━━━ Data

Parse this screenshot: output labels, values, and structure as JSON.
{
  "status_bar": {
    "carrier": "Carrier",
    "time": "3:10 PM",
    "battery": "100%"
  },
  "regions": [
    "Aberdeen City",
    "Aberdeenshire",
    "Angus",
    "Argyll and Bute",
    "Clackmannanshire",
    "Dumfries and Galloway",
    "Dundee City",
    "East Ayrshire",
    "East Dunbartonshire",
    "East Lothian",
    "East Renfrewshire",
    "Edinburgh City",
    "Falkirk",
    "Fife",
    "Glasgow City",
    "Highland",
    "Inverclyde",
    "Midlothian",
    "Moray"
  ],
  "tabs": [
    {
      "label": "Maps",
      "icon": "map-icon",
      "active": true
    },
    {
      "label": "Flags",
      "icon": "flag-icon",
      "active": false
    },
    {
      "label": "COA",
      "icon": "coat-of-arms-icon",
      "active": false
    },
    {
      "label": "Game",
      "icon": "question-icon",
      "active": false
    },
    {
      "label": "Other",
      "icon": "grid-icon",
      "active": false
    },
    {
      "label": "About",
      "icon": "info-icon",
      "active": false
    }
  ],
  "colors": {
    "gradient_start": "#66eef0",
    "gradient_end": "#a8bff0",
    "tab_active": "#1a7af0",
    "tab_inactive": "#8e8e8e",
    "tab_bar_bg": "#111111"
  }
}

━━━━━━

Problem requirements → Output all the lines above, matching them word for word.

Exercise output →
Parse this screenshot: output labels, values, and structure as JSON.
{
  "status_bar": {
    "carrier": "Carrier",
    "time": "3:10 PM",
    "battery": "100%"
  },
  "regions": [
    "Aberdeen City",
    "Aberdeenshire",
    "Angus",
    "Argyll and Bute",
    "Clackmannanshire",
    "Dumfries and Galloway",
    "Dundee City",
    "East Ayrshire",
    "East Dunbartonshire",
    "East Lothian",
    "East Renfrewshire",
    "Edinburgh City",
    "Falkirk",
    "Fife",
    "Glasgow City",
    "Highland",
    "Inverclyde",
    "Midlothian",
    "Moray"
  ],
  "tabs": [
    {
      "label": "Maps",
      "icon": "map-icon",
      "active": true
    },
    {
      "label": "Flags",
      "icon": "flag-icon",
      "active": false
    },
    {
      "label": "COA",
      "icon": "coat-of-arms-icon",
      "active": false
    },
    {
      "label": "Game",
      "icon": "question-icon",
      "active": false
    },
    {
      "label": "Other",
      "icon": "grid-icon",
      "active": false
    },
    {
      "label": "About",
      "icon": "info-icon",
      "active": false
    }
  ],
  "colors": {
    "gradient_start": "#66eef0",
    "gradient_end": "#a8bff0",
    "tab_active": "#1a7af0",
    "tab_inactive": "#8e8e8e",
    "tab_bar_bg": "#111111"
  }
}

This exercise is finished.